Minocycline-Induced Immune Thrombocytopenia presenting as Schamberg's Disease Schamberg Disease

June 2003 | Volume 2 | Issue 3 | Case Reports | 320 | Copyright © June 2003

Stephen F. D'Addario, MD; Matthew E. Bryan, MD; Warren A. Stringer, MD and Sandra Marchese Johnson, MD

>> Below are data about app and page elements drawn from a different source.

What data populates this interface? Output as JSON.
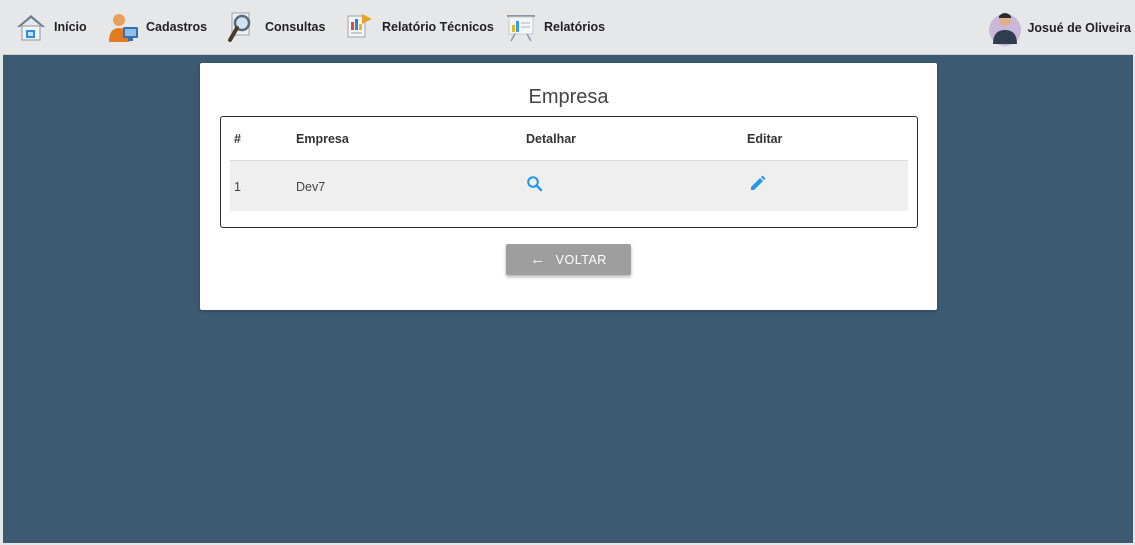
{
  "nav": {
    "items": [
      {
        "label": "Início",
        "icon": "home-icon"
      },
      {
        "label": "Cadastros",
        "icon": "users-icon"
      },
      {
        "label": "Consultas",
        "icon": "magnifier-icon"
      },
      {
        "label": "Relatório Técnicos",
        "icon": "report-icon"
      },
      {
        "label": "Relatórios",
        "icon": "presentation-chart-icon"
      }
    ],
    "user_name": "Josué de Oliveira"
  },
  "card": {
    "title": "Empresa",
    "table": {
      "headers": [
        "#",
        "Empresa",
        "Detalhar",
        "Editar"
      ],
      "rows": [
        {
          "id": "1",
          "empresa": "Dev7",
          "detalhar_icon": "search-icon",
          "editar_icon": "pencil-icon"
        }
      ]
    },
    "back_button": {
      "arrow": "←",
      "label": "VOLTAR"
    }
  },
  "colors": {
    "background": "#3d5a72",
    "navbar": "#e6e7e8",
    "action_icon": "#2196f3",
    "button": "#9e9e9e"
  }
}
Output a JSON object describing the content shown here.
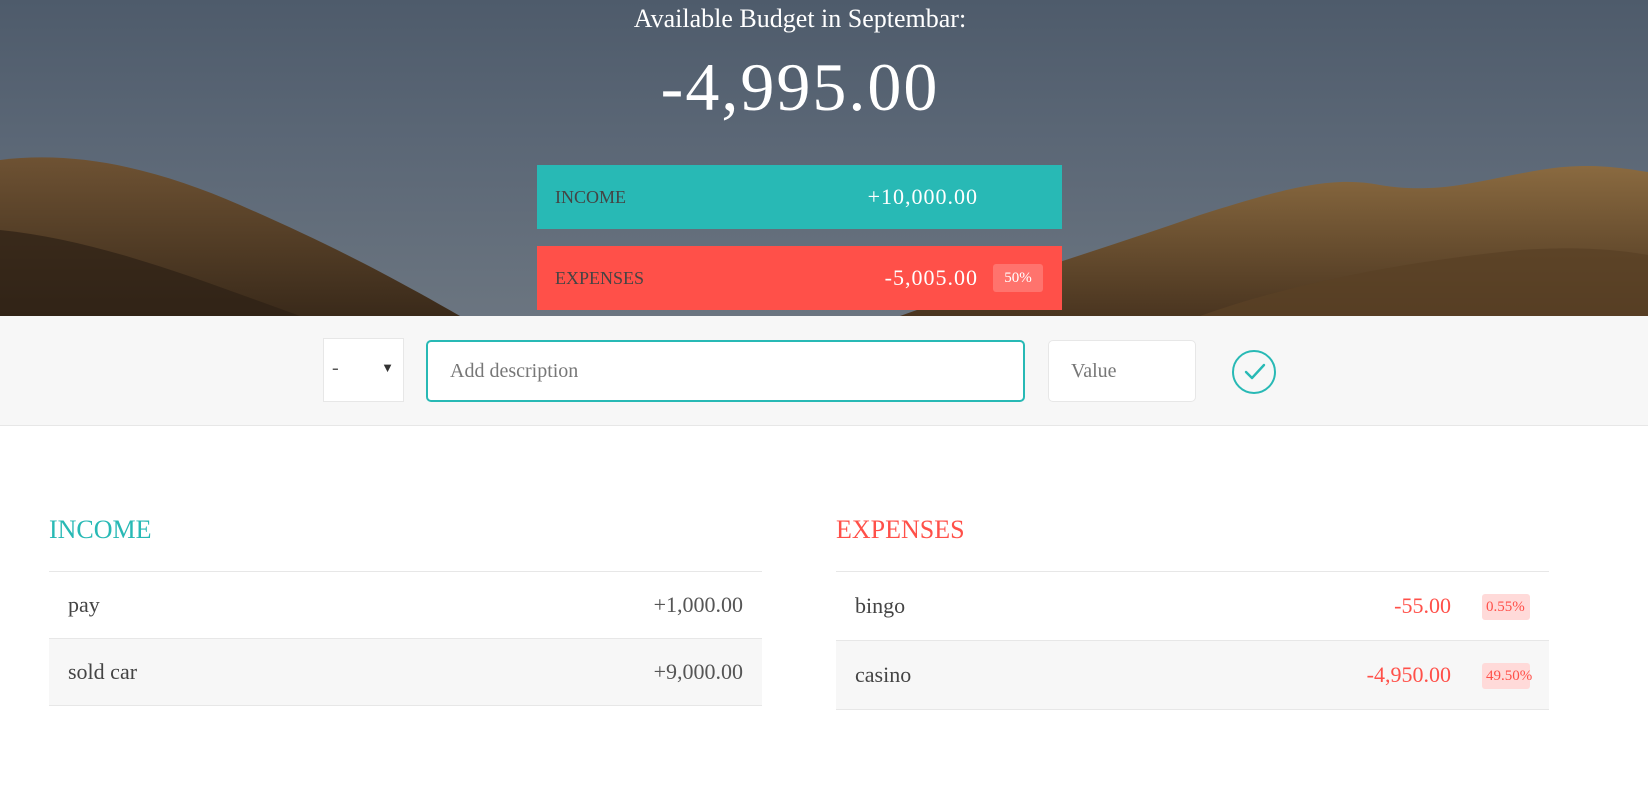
{
  "header": {
    "budget_title": "Available Budget in Septembar:",
    "budget_value": "-4,995.00",
    "income": {
      "label": "Income",
      "value": "+10,000.00"
    },
    "expenses": {
      "label": "Expenses",
      "value": "-5,005.00",
      "percentage": "50%"
    }
  },
  "add_bar": {
    "type_value": "-",
    "description_placeholder": "Add description",
    "value_placeholder": "Value",
    "submit_icon": "check-icon"
  },
  "income_list": {
    "title": "Income",
    "items": [
      {
        "description": "pay",
        "value": "+1,000.00"
      },
      {
        "description": "sold car",
        "value": "+9,000.00"
      }
    ]
  },
  "expenses_list": {
    "title": "Expenses",
    "items": [
      {
        "description": "bingo",
        "value": "-55.00",
        "percentage": "0.55%"
      },
      {
        "description": "casino",
        "value": "-4,950.00",
        "percentage": "49.50%"
      }
    ]
  },
  "colors": {
    "income": "#28b9b5",
    "expenses": "#ff5049"
  }
}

Minocycline hydrochloride, a synthetic tetracycline, is a systemic antibiotic that has received much attention over the past several years. Currently, minocycline is considered the most widely prescribed oral antibiotic in the management of acne1. Minocycline has been associated with autoimmune events2, hepatitis3, lupus-like syndromes4, serum sickness, vasculitis, Sweet's syndrome5, and hyperpigmentation6,7 . We report a case of a patient who developed drug-induced immune thrombocytopenic purpura (DITP) after taking minocycline. The initial clinical presentation of nonpalpable, discrete nonblanching petechiae and cayenne pepper-like macules on his lower legs was diagnosed as pigmented purpuric dermatosis (Schamberg's disease Schamberg disease). We report the first case of drug-induced immune thrombocytopenic purpura  DITP with the clinical picture of Schamberg's disease (schamberg disease) associated with minocycline therapy.